[Component data from apps and pages]
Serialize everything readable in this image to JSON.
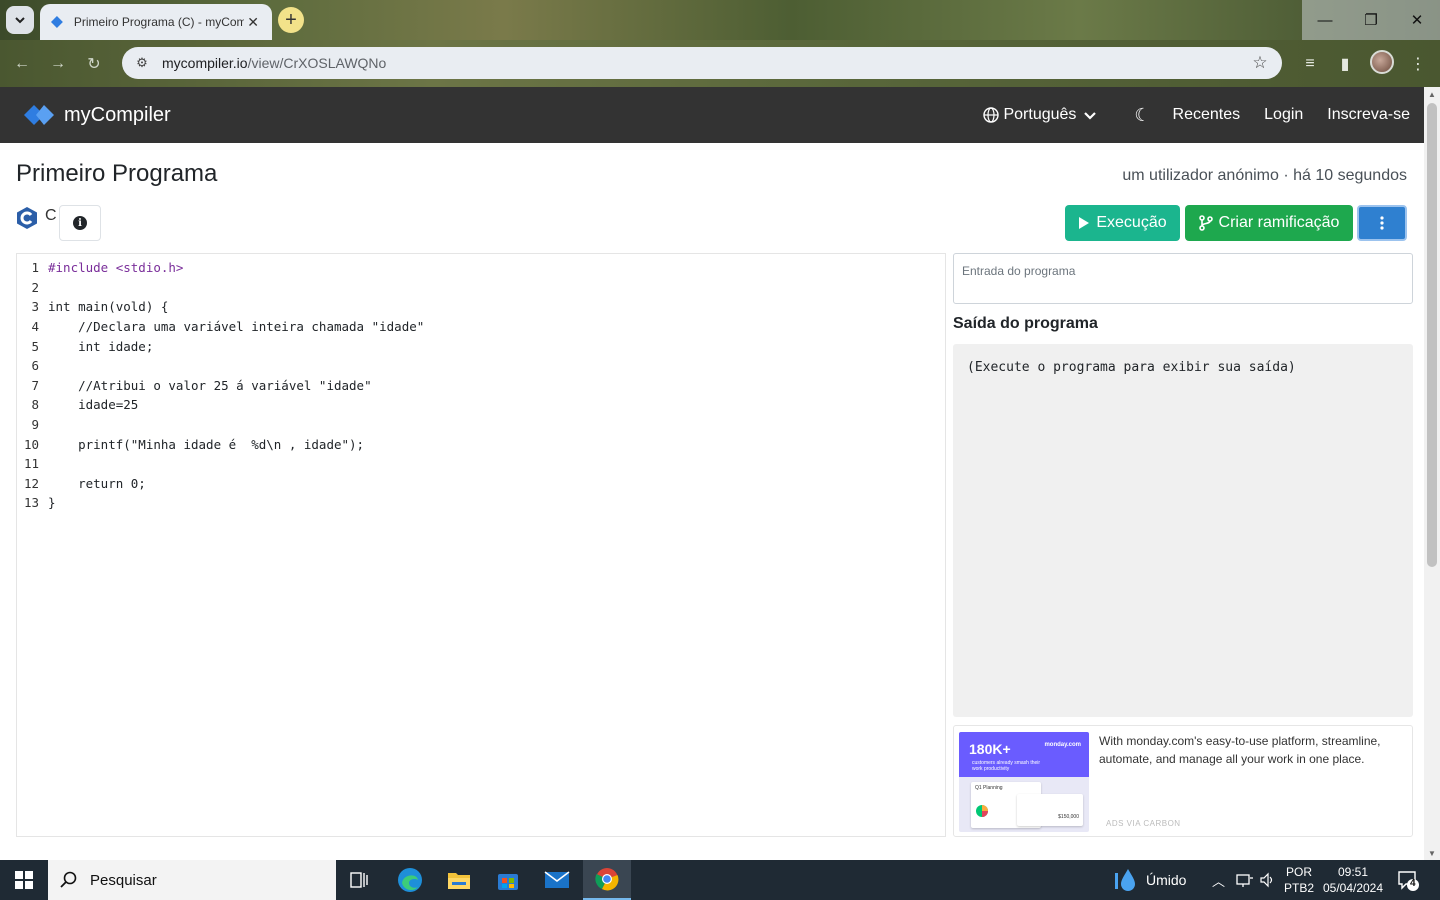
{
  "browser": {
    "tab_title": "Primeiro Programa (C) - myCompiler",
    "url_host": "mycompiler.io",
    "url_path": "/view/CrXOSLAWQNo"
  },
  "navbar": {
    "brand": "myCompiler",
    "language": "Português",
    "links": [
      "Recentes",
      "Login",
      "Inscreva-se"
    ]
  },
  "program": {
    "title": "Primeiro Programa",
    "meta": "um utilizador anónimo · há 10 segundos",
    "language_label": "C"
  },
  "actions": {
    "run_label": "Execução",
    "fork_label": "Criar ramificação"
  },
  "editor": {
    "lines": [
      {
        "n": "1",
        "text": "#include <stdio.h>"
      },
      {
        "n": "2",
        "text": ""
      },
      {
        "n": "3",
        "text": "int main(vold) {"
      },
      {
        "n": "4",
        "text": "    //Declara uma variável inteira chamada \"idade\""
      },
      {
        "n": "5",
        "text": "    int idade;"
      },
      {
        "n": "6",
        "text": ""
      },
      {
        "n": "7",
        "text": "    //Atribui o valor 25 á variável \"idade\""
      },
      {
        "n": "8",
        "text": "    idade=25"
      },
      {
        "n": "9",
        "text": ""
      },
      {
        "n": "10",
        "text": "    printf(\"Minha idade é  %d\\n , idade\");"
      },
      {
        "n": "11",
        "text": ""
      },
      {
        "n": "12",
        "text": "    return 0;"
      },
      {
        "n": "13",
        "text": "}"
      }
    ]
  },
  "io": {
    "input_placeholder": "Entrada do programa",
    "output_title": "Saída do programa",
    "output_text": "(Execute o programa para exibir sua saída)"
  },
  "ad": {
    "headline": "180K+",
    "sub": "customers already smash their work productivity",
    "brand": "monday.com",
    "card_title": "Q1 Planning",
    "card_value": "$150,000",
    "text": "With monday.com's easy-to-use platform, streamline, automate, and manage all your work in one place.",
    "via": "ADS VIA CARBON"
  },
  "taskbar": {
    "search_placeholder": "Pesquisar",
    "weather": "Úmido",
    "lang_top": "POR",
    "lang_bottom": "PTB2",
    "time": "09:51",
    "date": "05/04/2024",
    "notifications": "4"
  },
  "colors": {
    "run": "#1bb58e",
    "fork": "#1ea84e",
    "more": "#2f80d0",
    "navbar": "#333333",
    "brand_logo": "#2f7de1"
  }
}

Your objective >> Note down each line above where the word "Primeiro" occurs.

Response >>
    "tab_title": "Primeiro Programa (C) - myCompiler",
    "title": "Primeiro Programa",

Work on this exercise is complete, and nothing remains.